BEGIN

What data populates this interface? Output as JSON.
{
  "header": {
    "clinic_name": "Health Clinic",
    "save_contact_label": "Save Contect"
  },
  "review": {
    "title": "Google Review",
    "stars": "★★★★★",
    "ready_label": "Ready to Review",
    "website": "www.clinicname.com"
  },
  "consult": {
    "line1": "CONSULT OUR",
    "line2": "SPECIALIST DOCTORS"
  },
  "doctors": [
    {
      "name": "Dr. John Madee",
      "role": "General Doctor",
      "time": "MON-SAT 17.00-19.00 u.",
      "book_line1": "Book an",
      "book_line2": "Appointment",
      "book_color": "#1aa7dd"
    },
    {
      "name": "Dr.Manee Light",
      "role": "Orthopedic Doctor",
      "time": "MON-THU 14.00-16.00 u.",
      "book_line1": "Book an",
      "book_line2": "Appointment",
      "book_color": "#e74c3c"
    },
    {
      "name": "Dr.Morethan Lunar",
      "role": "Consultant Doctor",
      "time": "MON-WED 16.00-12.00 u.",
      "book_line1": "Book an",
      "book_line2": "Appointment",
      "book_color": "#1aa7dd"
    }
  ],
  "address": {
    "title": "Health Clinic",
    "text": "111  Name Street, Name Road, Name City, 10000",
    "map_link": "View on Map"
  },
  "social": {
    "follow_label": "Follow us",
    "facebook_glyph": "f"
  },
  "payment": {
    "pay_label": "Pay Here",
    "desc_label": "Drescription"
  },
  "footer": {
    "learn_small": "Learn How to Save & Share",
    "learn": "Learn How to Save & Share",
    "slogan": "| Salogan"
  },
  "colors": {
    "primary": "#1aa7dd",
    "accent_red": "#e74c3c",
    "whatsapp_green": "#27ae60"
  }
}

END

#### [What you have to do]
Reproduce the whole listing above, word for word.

#### [Completed exercise]
What data populates this interface? Output as JSON.
{
  "header": {
    "clinic_name": "Health Clinic",
    "save_contact_label": "Save Contect"
  },
  "review": {
    "title": "Google Review",
    "stars": "★★★★★",
    "ready_label": "Ready to Review",
    "website": "www.clinicname.com"
  },
  "consult": {
    "line1": "CONSULT OUR",
    "line2": "SPECIALIST DOCTORS"
  },
  "doctors": [
    {
      "name": "Dr. John Madee",
      "role": "General Doctor",
      "time": "MON-SAT 17.00-19.00 u.",
      "book_line1": "Book an",
      "book_line2": "Appointment",
      "book_color": "#1aa7dd"
    },
    {
      "name": "Dr.Manee Light",
      "role": "Orthopedic Doctor",
      "time": "MON-THU 14.00-16.00 u.",
      "book_line1": "Book an",
      "book_line2": "Appointment",
      "book_color": "#e74c3c"
    },
    {
      "name": "Dr.Morethan Lunar",
      "role": "Consultant Doctor",
      "time": "MON-WED 16.00-12.00 u.",
      "book_line1": "Book an",
      "book_line2": "Appointment",
      "book_color": "#1aa7dd"
    }
  ],
  "address": {
    "title": "Health Clinic",
    "text": "111  Name Street, Name Road, Name City, 10000",
    "map_link": "View on Map"
  },
  "social": {
    "follow_label": "Follow us",
    "facebook_glyph": "f"
  },
  "payment": {
    "pay_label": "Pay Here",
    "desc_label": "Drescription"
  },
  "footer": {
    "learn_small": "Learn How to Save & Share",
    "learn": "Learn How to Save & Share",
    "slogan": "| Salogan"
  },
  "colors": {
    "primary": "#1aa7dd",
    "accent_red": "#e74c3c",
    "whatsapp_green": "#27ae60"
  }
}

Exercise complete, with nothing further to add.